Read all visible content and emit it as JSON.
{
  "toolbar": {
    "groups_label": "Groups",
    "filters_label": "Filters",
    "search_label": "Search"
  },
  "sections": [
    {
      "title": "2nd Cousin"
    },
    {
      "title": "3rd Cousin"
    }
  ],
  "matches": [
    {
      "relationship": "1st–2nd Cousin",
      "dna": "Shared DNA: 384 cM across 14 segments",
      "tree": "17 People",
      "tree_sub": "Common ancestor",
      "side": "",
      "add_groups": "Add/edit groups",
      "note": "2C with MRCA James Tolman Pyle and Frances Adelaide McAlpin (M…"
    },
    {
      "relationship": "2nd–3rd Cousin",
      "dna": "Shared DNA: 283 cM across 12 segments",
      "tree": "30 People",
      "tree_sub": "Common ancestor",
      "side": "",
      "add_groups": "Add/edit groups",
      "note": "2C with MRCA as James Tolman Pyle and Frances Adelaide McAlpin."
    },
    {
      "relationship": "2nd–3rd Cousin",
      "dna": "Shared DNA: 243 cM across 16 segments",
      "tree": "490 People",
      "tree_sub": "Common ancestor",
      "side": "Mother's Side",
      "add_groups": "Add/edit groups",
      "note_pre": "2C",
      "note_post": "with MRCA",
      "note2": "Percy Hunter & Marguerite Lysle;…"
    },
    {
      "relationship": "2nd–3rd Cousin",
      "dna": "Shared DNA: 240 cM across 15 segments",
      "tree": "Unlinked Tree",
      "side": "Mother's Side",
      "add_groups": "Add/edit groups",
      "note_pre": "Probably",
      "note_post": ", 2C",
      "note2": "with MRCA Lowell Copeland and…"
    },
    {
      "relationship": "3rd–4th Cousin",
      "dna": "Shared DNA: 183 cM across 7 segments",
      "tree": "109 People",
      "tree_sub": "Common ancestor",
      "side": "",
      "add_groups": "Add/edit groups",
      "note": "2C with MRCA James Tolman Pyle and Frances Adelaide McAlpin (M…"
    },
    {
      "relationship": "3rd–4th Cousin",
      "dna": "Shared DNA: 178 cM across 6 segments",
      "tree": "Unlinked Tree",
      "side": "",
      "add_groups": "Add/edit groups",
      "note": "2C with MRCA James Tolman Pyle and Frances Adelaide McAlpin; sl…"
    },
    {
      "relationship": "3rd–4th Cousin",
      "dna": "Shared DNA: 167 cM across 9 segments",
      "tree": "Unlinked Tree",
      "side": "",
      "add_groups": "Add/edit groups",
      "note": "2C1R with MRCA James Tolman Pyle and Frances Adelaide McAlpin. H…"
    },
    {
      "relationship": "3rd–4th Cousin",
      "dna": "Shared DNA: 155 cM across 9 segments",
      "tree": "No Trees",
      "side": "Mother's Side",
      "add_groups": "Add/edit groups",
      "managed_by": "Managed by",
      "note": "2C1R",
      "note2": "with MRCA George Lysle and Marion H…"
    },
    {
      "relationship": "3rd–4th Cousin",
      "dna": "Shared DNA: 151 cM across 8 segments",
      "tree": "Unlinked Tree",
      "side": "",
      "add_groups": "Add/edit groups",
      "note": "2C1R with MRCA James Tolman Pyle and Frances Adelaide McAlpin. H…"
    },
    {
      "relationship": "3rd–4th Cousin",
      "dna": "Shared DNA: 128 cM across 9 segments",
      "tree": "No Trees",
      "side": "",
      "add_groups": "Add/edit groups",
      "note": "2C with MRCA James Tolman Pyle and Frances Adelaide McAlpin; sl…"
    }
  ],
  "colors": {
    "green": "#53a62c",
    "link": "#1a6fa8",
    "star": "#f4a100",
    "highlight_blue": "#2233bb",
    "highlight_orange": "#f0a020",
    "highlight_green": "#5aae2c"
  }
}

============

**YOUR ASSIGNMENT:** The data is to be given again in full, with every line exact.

**ANSWER TO THE EXERCISE:**
Read all visible content and emit it as JSON.
{
  "toolbar": {
    "groups_label": "Groups",
    "filters_label": "Filters",
    "search_label": "Search"
  },
  "sections": [
    {
      "title": "2nd Cousin"
    },
    {
      "title": "3rd Cousin"
    }
  ],
  "matches": [
    {
      "relationship": "1st–2nd Cousin",
      "dna": "Shared DNA: 384 cM across 14 segments",
      "tree": "17 People",
      "tree_sub": "Common ancestor",
      "side": "",
      "add_groups": "Add/edit groups",
      "note": "2C with MRCA James Tolman Pyle and Frances Adelaide McAlpin (M…"
    },
    {
      "relationship": "2nd–3rd Cousin",
      "dna": "Shared DNA: 283 cM across 12 segments",
      "tree": "30 People",
      "tree_sub": "Common ancestor",
      "side": "",
      "add_groups": "Add/edit groups",
      "note": "2C with MRCA as James Tolman Pyle and Frances Adelaide McAlpin."
    },
    {
      "relationship": "2nd–3rd Cousin",
      "dna": "Shared DNA: 243 cM across 16 segments",
      "tree": "490 People",
      "tree_sub": "Common ancestor",
      "side": "Mother's Side",
      "add_groups": "Add/edit groups",
      "note_pre": "2C",
      "note_post": "with MRCA",
      "note2": "Percy Hunter & Marguerite Lysle;…"
    },
    {
      "relationship": "2nd–3rd Cousin",
      "dna": "Shared DNA: 240 cM across 15 segments",
      "tree": "Unlinked Tree",
      "side": "Mother's Side",
      "add_groups": "Add/edit groups",
      "note_pre": "Probably",
      "note_post": ", 2C",
      "note2": "with MRCA Lowell Copeland and…"
    },
    {
      "relationship": "3rd–4th Cousin",
      "dna": "Shared DNA: 183 cM across 7 segments",
      "tree": "109 People",
      "tree_sub": "Common ancestor",
      "side": "",
      "add_groups": "Add/edit groups",
      "note": "2C with MRCA James Tolman Pyle and Frances Adelaide McAlpin (M…"
    },
    {
      "relationship": "3rd–4th Cousin",
      "dna": "Shared DNA: 178 cM across 6 segments",
      "tree": "Unlinked Tree",
      "side": "",
      "add_groups": "Add/edit groups",
      "note": "2C with MRCA James Tolman Pyle and Frances Adelaide McAlpin; sl…"
    },
    {
      "relationship": "3rd–4th Cousin",
      "dna": "Shared DNA: 167 cM across 9 segments",
      "tree": "Unlinked Tree",
      "side": "",
      "add_groups": "Add/edit groups",
      "note": "2C1R with MRCA James Tolman Pyle and Frances Adelaide McAlpin. H…"
    },
    {
      "relationship": "3rd–4th Cousin",
      "dna": "Shared DNA: 155 cM across 9 segments",
      "tree": "No Trees",
      "side": "Mother's Side",
      "add_groups": "Add/edit groups",
      "managed_by": "Managed by",
      "note": "2C1R",
      "note2": "with MRCA George Lysle and Marion H…"
    },
    {
      "relationship": "3rd–4th Cousin",
      "dna": "Shared DNA: 151 cM across 8 segments",
      "tree": "Unlinked Tree",
      "side": "",
      "add_groups": "Add/edit groups",
      "note": "2C1R with MRCA James Tolman Pyle and Frances Adelaide McAlpin. H…"
    },
    {
      "relationship": "3rd–4th Cousin",
      "dna": "Shared DNA: 128 cM across 9 segments",
      "tree": "No Trees",
      "side": "",
      "add_groups": "Add/edit groups",
      "note": "2C with MRCA James Tolman Pyle and Frances Adelaide McAlpin; sl…"
    }
  ],
  "colors": {
    "green": "#53a62c",
    "link": "#1a6fa8",
    "star": "#f4a100",
    "highlight_blue": "#2233bb",
    "highlight_orange": "#f0a020",
    "highlight_green": "#5aae2c"
  }
}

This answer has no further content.